“Be careful who you run around with,” the retired teacher explained to the rising high school freshman.
I sat silently in the salon chair, watching snips of wet hair fall in my lap, and eavesdropped on the conversation.
“Get in with the wrong circle of friends,” she continued, “and you’re headed for trouble.”
I’d given my own children the same advice, but they paid more attention when they heard the message from an “expert.” I guess I wasted all my money on all of Dr. Dobson’s books!
I remember one of the prayers the Dobsons prayed for their children. They asked the Lord to put godly influences in their paths, especially as they got older and might not be as inclined to listen to their parents’ advice.
That made an impression on me, as did Stormie Omartian’s book, “The Power of a Praying Parent.” One of my favorite prayers was Proverbs 13:20,
May Scott and Sarah walk with the wise and grow wise,
not walk with fools and suffer harm.
As parents, we go to great lengths to protect our children, but sometimes they let the wrong people into their inner circle of friends. That’s nothing new, as evidenced by this tragic account in Judges 17-18.
Micah wanted to secure God’s favor in his life. A young, out-of-work Levite crossed his path and Micah went to him for counsel. But instead of faithfully following God’s law, this opportunistic Levite accepted Micah’s offer to be his personal priest and led Micah’s family into idolatry.
Not only that, when a better offer came his way, this Levite left Micah and led the entire tribe of Dan into idolatry.
People come across our paths at different seasons in our lives, and many bless us abundantly. They help us navigate the uncharted territories in our lives.
But other people are not blessings. They may be helpful at first, meeting a need or lending a hand in during a difficult time. As time goes by, however, something seems amiss.
A righteous man is cautious in friendship… ~Prov 12:26a
It’s not always easy to discern because, to the outside world, things look ok. But we have an uneasy feeling. We’re not exactly sure what it is, but something doesn’t add up.
The longer we stay in the relationship, the harder it can be to get out.

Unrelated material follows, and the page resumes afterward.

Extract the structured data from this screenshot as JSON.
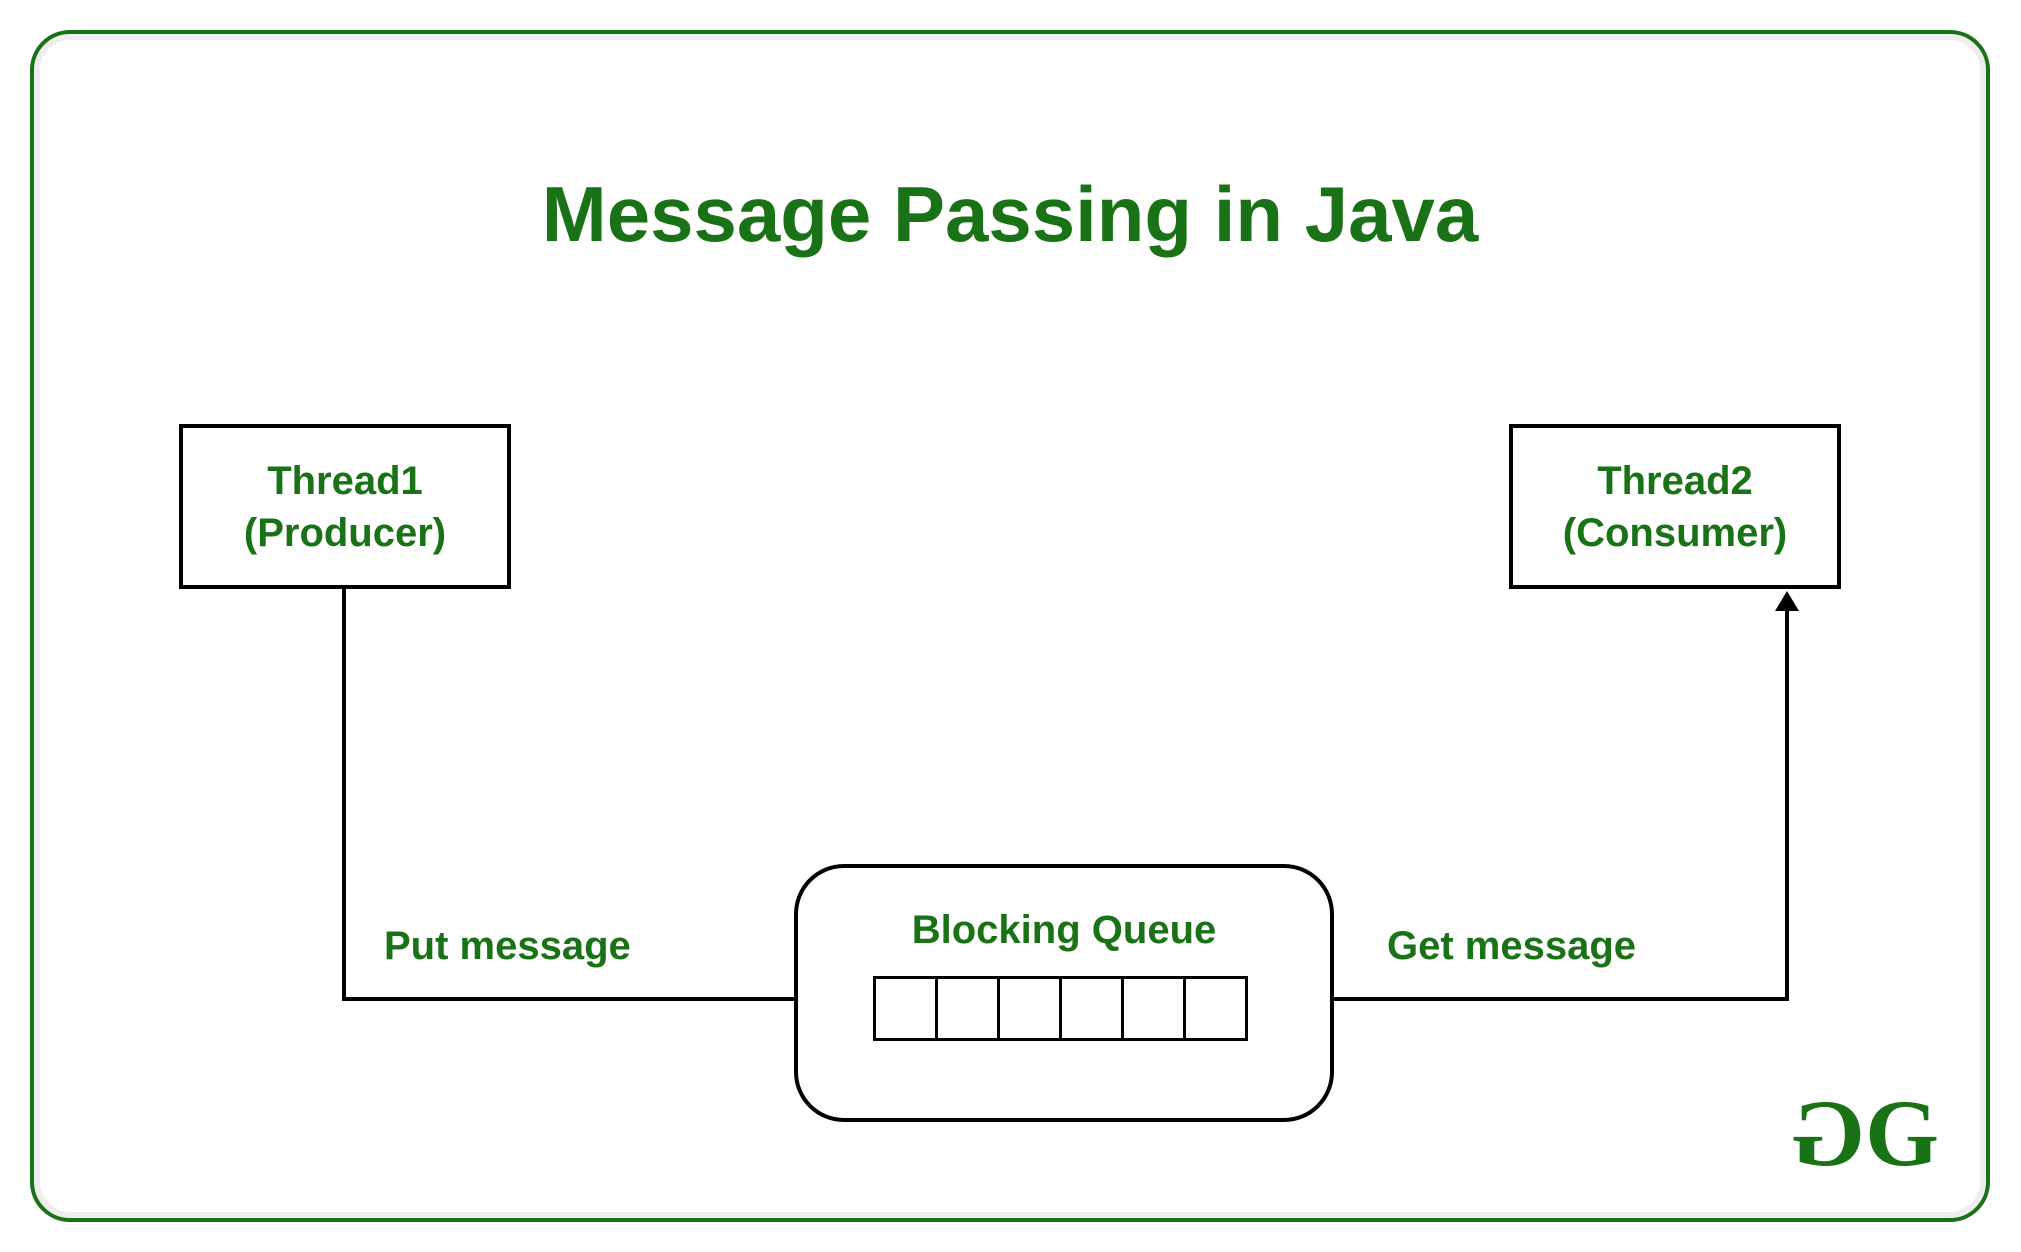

Just ask my friend, Tereasa.
Searching for a community of faith, Tereasa’s family found what looked to be the perfect fellowship. Over time, however, she discovered herself immersed in a cult. The Lord graciously opened her eyes to the deception, but it wasn’t easy to make the break from the people who’d been her spiritual family.
It’s rarely easy to end a relationship, especially when it’s been a source of strength in our lives. Because we’ve been deceived, we second-guess our judgment. Spiraling thoughts confuse us and we reason, “If it happened once, it could happen again.”
Often we withdraw and wrestle alone with our pain. Sometimes we build walls around our hearts, refusing to let anyone come near.
But God doesn’t want His children living in isolation and fear. He created us for community and He wants our relationships to be a source of strength and encouragement. He wants us to be discerning about those we let influence us.
Our inner circle will determine whether
we grow toward God or stray from Him.
(Care to tweet?)
Our Heavenly Father knows His kids, and wants us to be cautious about who we run around with. I want to be sure I’m running with people who follow hard after Him.
Click to read other posts in the series, Leaving a Godly Legacy.
Be sure to read more about Tereasa’s journey to freedom on her blog, His Pen On My Heart.